Records shown
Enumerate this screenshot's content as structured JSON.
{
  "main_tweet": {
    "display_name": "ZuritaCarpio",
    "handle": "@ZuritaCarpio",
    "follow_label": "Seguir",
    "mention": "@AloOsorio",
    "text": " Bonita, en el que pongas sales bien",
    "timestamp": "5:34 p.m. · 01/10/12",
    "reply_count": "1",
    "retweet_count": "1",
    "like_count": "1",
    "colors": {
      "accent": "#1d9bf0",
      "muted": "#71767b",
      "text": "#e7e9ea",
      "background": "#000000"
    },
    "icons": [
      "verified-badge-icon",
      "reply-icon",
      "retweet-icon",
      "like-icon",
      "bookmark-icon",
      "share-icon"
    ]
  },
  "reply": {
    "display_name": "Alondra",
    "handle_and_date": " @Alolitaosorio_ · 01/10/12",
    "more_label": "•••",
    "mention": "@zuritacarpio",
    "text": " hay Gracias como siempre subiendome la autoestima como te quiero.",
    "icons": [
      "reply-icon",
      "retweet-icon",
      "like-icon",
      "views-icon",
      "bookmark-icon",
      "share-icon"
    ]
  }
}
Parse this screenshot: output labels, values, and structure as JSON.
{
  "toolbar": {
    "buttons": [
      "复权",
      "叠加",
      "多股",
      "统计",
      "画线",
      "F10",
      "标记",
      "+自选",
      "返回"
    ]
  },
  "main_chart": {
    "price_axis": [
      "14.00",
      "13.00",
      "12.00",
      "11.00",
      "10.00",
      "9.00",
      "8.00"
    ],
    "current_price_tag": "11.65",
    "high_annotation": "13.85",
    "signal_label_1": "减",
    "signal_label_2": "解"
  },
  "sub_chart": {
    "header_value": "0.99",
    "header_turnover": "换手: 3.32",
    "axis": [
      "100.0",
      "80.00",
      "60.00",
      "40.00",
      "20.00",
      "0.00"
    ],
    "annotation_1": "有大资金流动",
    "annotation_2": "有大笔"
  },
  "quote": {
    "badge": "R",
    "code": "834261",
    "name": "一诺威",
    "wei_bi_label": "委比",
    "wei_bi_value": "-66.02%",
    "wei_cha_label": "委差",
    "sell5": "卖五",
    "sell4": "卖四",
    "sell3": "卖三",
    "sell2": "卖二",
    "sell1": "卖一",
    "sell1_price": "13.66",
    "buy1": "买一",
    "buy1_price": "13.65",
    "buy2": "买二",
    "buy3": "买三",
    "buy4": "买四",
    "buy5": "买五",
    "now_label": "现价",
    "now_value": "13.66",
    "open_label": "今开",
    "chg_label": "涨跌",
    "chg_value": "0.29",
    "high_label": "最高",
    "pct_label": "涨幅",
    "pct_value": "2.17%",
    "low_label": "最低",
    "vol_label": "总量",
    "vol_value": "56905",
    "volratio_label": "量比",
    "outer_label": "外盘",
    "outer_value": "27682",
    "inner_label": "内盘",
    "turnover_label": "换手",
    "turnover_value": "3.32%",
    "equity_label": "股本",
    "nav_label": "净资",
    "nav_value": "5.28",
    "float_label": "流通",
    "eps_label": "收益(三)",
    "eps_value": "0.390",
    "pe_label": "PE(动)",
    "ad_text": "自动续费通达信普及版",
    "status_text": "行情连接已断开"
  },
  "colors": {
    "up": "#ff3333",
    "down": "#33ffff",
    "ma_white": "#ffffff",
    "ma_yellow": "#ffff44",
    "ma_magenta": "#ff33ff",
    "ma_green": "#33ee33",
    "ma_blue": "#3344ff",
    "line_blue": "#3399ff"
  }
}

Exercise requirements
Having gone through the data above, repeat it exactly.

Response below
Enumerate this screenshot's content as structured JSON.
{
  "main_tweet": {
    "display_name": "ZuritaCarpio",
    "handle": "@ZuritaCarpio",
    "follow_label": "Seguir",
    "mention": "@AloOsorio",
    "text": " Bonita, en el que pongas sales bien",
    "timestamp": "5:34 p.m. · 01/10/12",
    "reply_count": "1",
    "retweet_count": "1",
    "like_count": "1",
    "colors": {
      "accent": "#1d9bf0",
      "muted": "#71767b",
      "text": "#e7e9ea",
      "background": "#000000"
    },
    "icons": [
      "verified-badge-icon",
      "reply-icon",
      "retweet-icon",
      "like-icon",
      "bookmark-icon",
      "share-icon"
    ]
  },
  "reply": {
    "display_name": "Alondra",
    "handle_and_date": " @Alolitaosorio_ · 01/10/12",
    "more_label": "•••",
    "mention": "@zuritacarpio",
    "text": " hay Gracias como siempre subiendome la autoestima como te quiero.",
    "icons": [
      "reply-icon",
      "retweet-icon",
      "like-icon",
      "views-icon",
      "bookmark-icon",
      "share-icon"
    ]
  }
}
Parse this screenshot: output labels, values, and structure as JSON.
{
  "toolbar": {
    "buttons": [
      "复权",
      "叠加",
      "多股",
      "统计",
      "画线",
      "F10",
      "标记",
      "+自选",
      "返回"
    ]
  },
  "main_chart": {
    "price_axis": [
      "14.00",
      "13.00",
      "12.00",
      "11.00",
      "10.00",
      "9.00",
      "8.00"
    ],
    "current_price_tag": "11.65",
    "high_annotation": "13.85",
    "signal_label_1": "减",
    "signal_label_2": "解"
  },
  "sub_chart": {
    "header_value": "0.99",
    "header_turnover": "换手: 3.32",
    "axis": [
      "100.0",
      "80.00",
      "60.00",
      "40.00",
      "20.00",
      "0.00"
    ],
    "annotation_1": "有大资金流动",
    "annotation_2": "有大笔"
  },
  "quote": {
    "badge": "R",
    "code": "834261",
    "name": "一诺威",
    "wei_bi_label": "委比",
    "wei_bi_value": "-66.02%",
    "wei_cha_label": "委差",
    "sell5": "卖五",
    "sell4": "卖四",
    "sell3": "卖三",
    "sell2": "卖二",
    "sell1": "卖一",
    "sell1_price": "13.66",
    "buy1": "买一",
    "buy1_price": "13.65",
    "buy2": "买二",
    "buy3": "买三",
    "buy4": "买四",
    "buy5": "买五",
    "now_label": "现价",
    "now_value": "13.66",
    "open_label": "今开",
    "chg_label": "涨跌",
    "chg_value": "0.29",
    "high_label": "最高",
    "pct_label": "涨幅",
    "pct_value": "2.17%",
    "low_label": "最低",
    "vol_label": "总量",
    "vol_value": "56905",
    "volratio_label": "量比",
    "outer_label": "外盘",
    "outer_value": "27682",
    "inner_label": "内盘",
    "turnover_label": "换手",
    "turnover_value": "3.32%",
    "equity_label": "股本",
    "nav_label": "净资",
    "nav_value": "5.28",
    "float_label": "流通",
    "eps_label": "收益(三)",
    "eps_value": "0.390",
    "pe_label": "PE(动)",
    "ad_text": "自动续费通达信普及版",
    "status_text": "行情连接已断开"
  },
  "colors": {
    "up": "#ff3333",
    "down": "#33ffff",
    "ma_white": "#ffffff",
    "ma_yellow": "#ffff44",
    "ma_magenta": "#ff33ff",
    "ma_green": "#33ee33",
    "ma_blue": "#3344ff",
    "line_blue": "#3399ff"
  }
}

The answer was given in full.